_Problem requirements_
The records must be duplicated exactly, with every picture left out.

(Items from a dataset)
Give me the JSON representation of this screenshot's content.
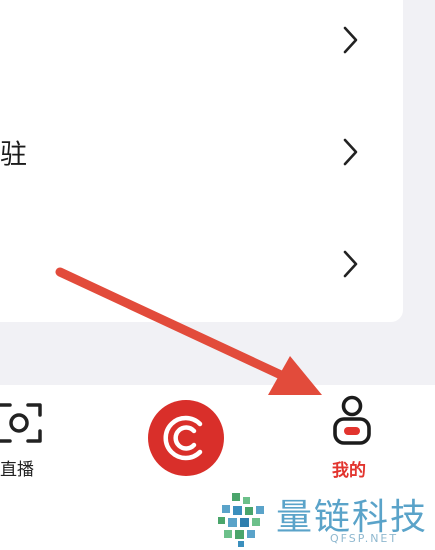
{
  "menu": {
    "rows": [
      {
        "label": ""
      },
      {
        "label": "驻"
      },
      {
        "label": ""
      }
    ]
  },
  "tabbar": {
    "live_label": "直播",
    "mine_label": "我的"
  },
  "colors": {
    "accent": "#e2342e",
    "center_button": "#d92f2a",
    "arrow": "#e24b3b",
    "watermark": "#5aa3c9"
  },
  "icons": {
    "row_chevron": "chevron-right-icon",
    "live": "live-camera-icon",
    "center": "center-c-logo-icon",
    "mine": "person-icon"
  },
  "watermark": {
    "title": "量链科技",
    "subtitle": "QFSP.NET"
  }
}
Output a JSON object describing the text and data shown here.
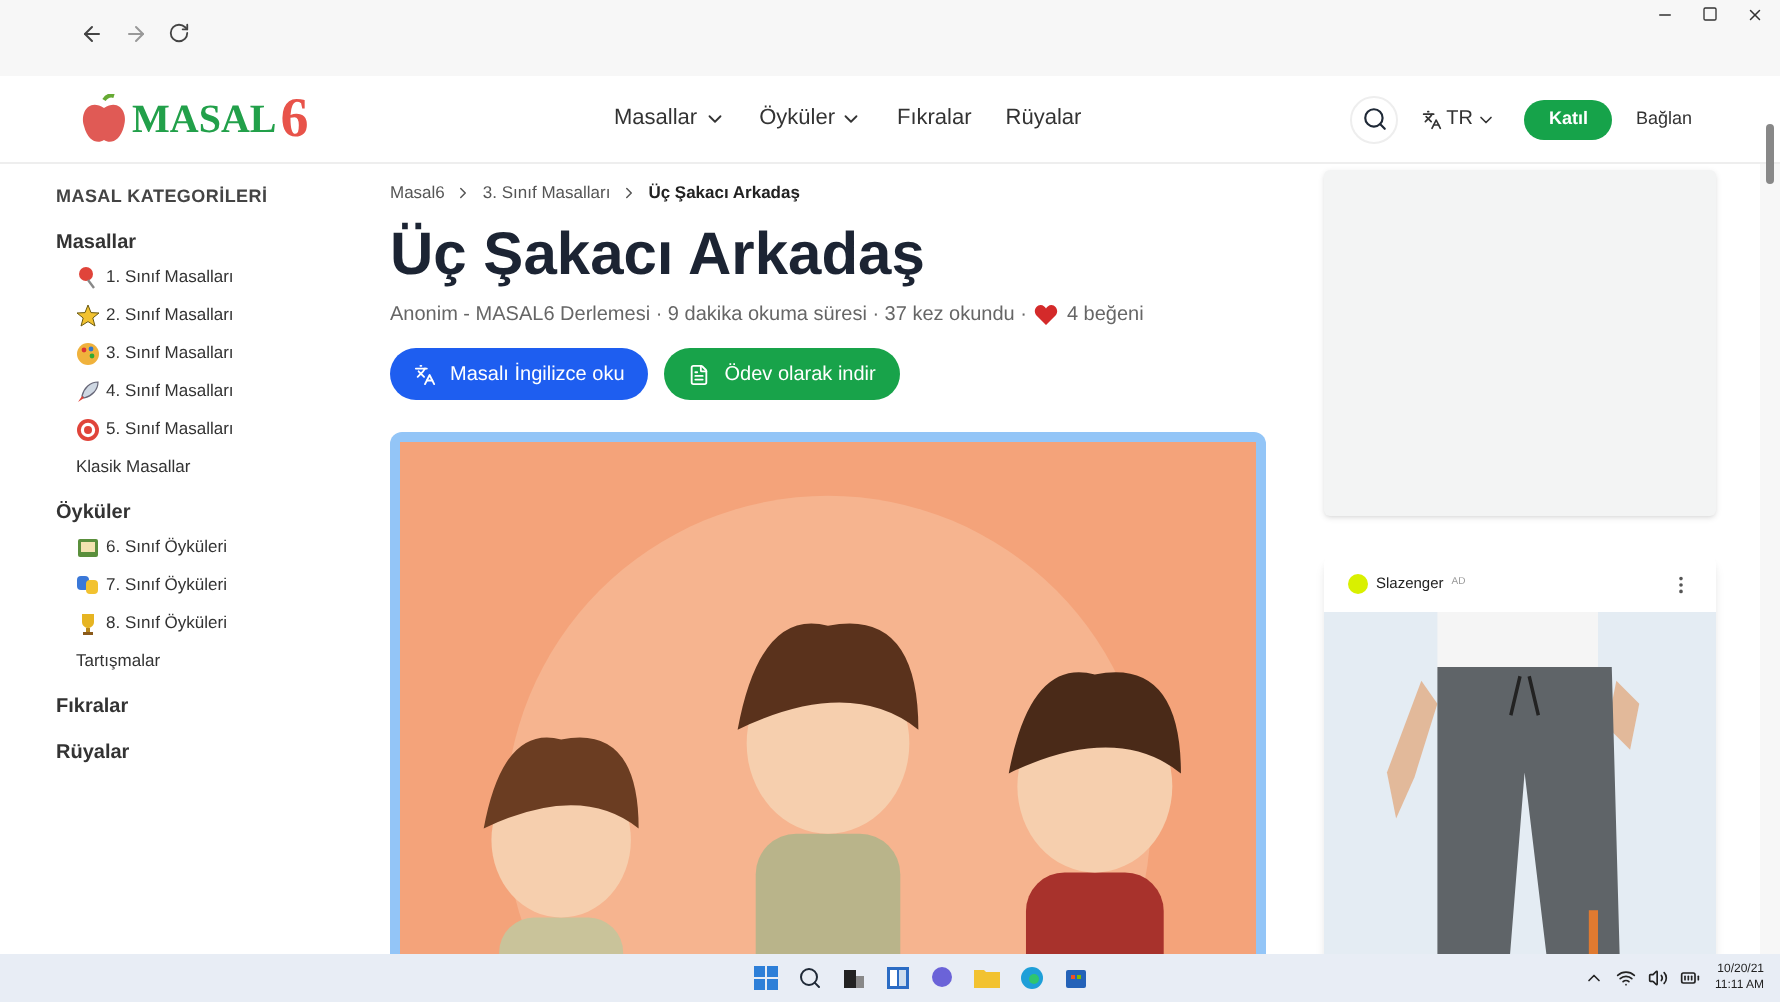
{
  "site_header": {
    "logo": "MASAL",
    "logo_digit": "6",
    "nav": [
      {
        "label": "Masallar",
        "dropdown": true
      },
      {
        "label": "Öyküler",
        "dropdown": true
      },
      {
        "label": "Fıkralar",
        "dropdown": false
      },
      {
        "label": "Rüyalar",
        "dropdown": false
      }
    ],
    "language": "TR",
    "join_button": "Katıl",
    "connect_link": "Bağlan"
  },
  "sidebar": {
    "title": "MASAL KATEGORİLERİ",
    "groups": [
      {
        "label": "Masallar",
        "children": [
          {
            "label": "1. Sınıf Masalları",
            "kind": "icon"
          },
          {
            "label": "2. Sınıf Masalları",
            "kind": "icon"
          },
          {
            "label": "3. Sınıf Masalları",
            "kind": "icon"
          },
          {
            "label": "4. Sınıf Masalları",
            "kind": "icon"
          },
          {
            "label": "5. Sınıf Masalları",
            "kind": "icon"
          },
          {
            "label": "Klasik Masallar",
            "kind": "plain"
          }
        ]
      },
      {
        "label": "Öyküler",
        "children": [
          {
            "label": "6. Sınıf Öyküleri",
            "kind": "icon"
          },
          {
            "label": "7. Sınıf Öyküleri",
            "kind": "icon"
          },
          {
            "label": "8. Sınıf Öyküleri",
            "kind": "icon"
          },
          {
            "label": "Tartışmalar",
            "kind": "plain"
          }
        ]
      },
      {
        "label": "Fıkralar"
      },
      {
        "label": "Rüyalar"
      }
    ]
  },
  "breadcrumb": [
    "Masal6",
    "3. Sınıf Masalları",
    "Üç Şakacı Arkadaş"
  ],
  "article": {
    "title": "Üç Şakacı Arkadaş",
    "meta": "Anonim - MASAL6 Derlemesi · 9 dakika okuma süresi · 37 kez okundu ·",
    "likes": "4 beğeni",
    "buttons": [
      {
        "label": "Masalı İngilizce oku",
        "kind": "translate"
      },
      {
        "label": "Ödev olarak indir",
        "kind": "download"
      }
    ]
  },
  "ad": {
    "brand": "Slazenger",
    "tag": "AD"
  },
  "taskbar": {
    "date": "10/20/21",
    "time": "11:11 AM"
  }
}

_Solution to the exercise_
Give me the JSON representation of this screenshot's content.
{
  "menu": {
    "rows": [
      {
        "label": ""
      },
      {
        "label": "驻"
      },
      {
        "label": ""
      }
    ]
  },
  "tabbar": {
    "live_label": "直播",
    "mine_label": "我的"
  },
  "colors": {
    "accent": "#e2342e",
    "center_button": "#d92f2a",
    "arrow": "#e24b3b",
    "watermark": "#5aa3c9"
  },
  "icons": {
    "row_chevron": "chevron-right-icon",
    "live": "live-camera-icon",
    "center": "center-c-logo-icon",
    "mine": "person-icon"
  },
  "watermark": {
    "title": "量链科技",
    "subtitle": "QFSP.NET"
  }
}
Output a JSON object describing the text and data shown here.
{
  "site_header": {
    "logo": "MASAL",
    "logo_digit": "6",
    "nav": [
      {
        "label": "Masallar",
        "dropdown": true
      },
      {
        "label": "Öyküler",
        "dropdown": true
      },
      {
        "label": "Fıkralar",
        "dropdown": false
      },
      {
        "label": "Rüyalar",
        "dropdown": false
      }
    ],
    "language": "TR",
    "join_button": "Katıl",
    "connect_link": "Bağlan"
  },
  "sidebar": {
    "title": "MASAL KATEGORİLERİ",
    "groups": [
      {
        "label": "Masallar",
        "children": [
          {
            "label": "1. Sınıf Masalları",
            "kind": "icon"
          },
          {
            "label": "2. Sınıf Masalları",
            "kind": "icon"
          },
          {
            "label": "3. Sınıf Masalları",
            "kind": "icon"
          },
          {
            "label": "4. Sınıf Masalları",
            "kind": "icon"
          },
          {
            "label": "5. Sınıf Masalları",
            "kind": "icon"
          },
          {
            "label": "Klasik Masallar",
            "kind": "plain"
          }
        ]
      },
      {
        "label": "Öyküler",
        "children": [
          {
            "label": "6. Sınıf Öyküleri",
            "kind": "icon"
          },
          {
            "label": "7. Sınıf Öyküleri",
            "kind": "icon"
          },
          {
            "label": "8. Sınıf Öyküleri",
            "kind": "icon"
          },
          {
            "label": "Tartışmalar",
            "kind": "plain"
          }
        ]
      },
      {
        "label": "Fıkralar"
      },
      {
        "label": "Rüyalar"
      }
    ]
  },
  "breadcrumb": [
    "Masal6",
    "3. Sınıf Masalları",
    "Üç Şakacı Arkadaş"
  ],
  "article": {
    "title": "Üç Şakacı Arkadaş",
    "meta": "Anonim - MASAL6 Derlemesi · 9 dakika okuma süresi · 37 kez okundu ·",
    "likes": "4 beğeni",
    "buttons": [
      {
        "label": "Masalı İngilizce oku",
        "kind": "translate"
      },
      {
        "label": "Ödev olarak indir",
        "kind": "download"
      }
    ]
  },
  "ad": {
    "brand": "Slazenger",
    "tag": "AD"
  },
  "taskbar": {
    "date": "10/20/21",
    "time": "11:11 AM"
  }
}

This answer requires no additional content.